Call Me By Your Name is one of the richest stories of young love I’ve ever read and I have no doubt it will become a touchstone of our time for LGBTQ literature. What spoke to me most about this story is that anyone who has ever had a first love will find themselves in these pages, whether they’re still in it or if it’s just a fond memory. The characters fall deeply for each other without mention of the word and the brevity of their romance, stretched over just one summer, creates a heartbreakingly beautiful story. The book takes us into the mind and heart of Elio with such genuine clarity. Every feeling he has and all of his attempts to be aloof in the presence of someone he is very much in love with are so charming and real. The honesty with which falling in love is portrayed is really wonderful and takes a lot of talent to capture.

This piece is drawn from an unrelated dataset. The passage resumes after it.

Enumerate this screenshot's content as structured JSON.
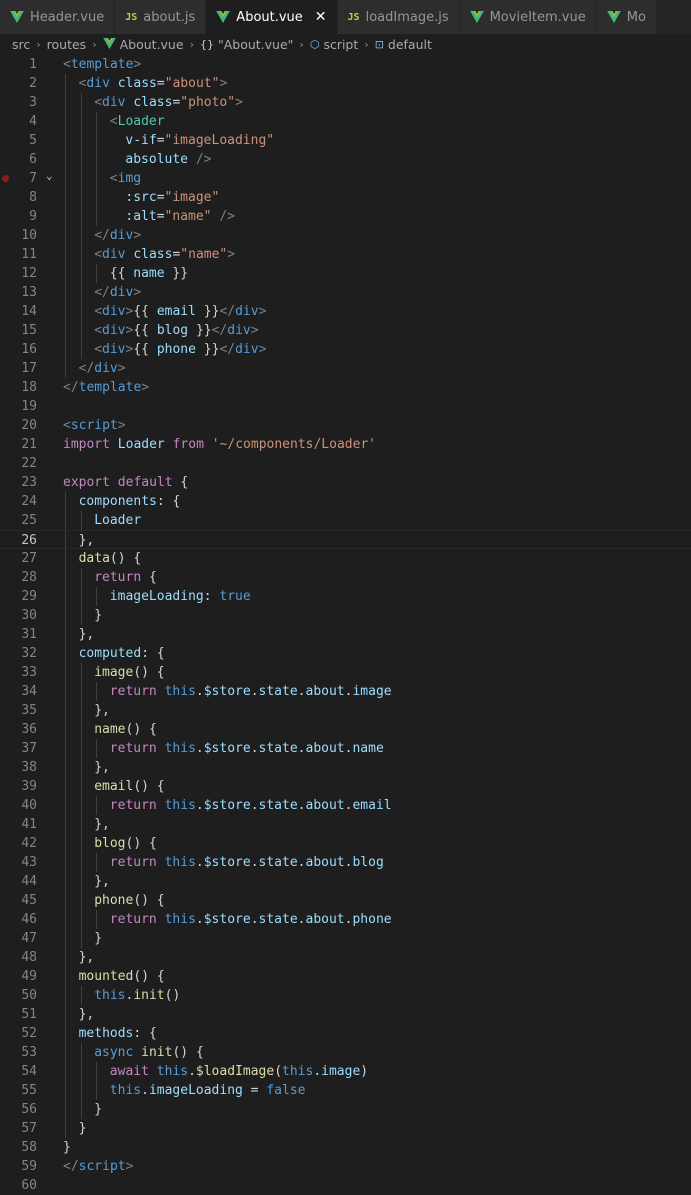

The setting of the story is equally well-crafted. The small town in Italy created an alternate reality where two young men growing up in the 80s could explore their deep feelings for one another in an unbridled way. In a conversation with the author I attended here in Chicago, Aciman talked about wanting to create a world for this story to bloom away from the prejudice and violence gay men would have faced in the 80s in other places. This intention came through loud and clear. Elio and Oliver’s removal from the world added a lot to the story both in tone and in subtly addressing the reality behind the idealistic, rose-tinted love story. I would also be remiss if I didn’t mention how stunning the visualization is throughout Call Me By Your Name. The romance of Monet’s berm, the piazzas, and the Pearlman’s luxurious home added so much luxe joy to this story and instantly made me want to book a flight to Italy!
Finally, the writing in this story seems to intentionally ebb and flow. Because the words are tied so closely to our main character, Elio’s, emotions, Aciman’s writing follows along. When Elio hasn’t accepted his feelings for Oliver, Aciman’s writing is angry and staccato. When Elio is floating on clouds after baring his soul to Oliver, the sentences become long and they flow into one another. This is a great success of the story, as it brings the reader deeper into every sentence. If I didn’t already, this technique alone would make me want to pick up more by this author.
Overall? I loved this book and think it will only become more of a classic love story as it ages. The movie adaptation is equally lovely, winning an Oscar for best screenplay in 2018.
PUBLICATION DETAILS: Holtzbrinck Publishers, Media Tie In edition (October 3, 2017); 978-1250169440; 256 pp. Romance -> LGBTQ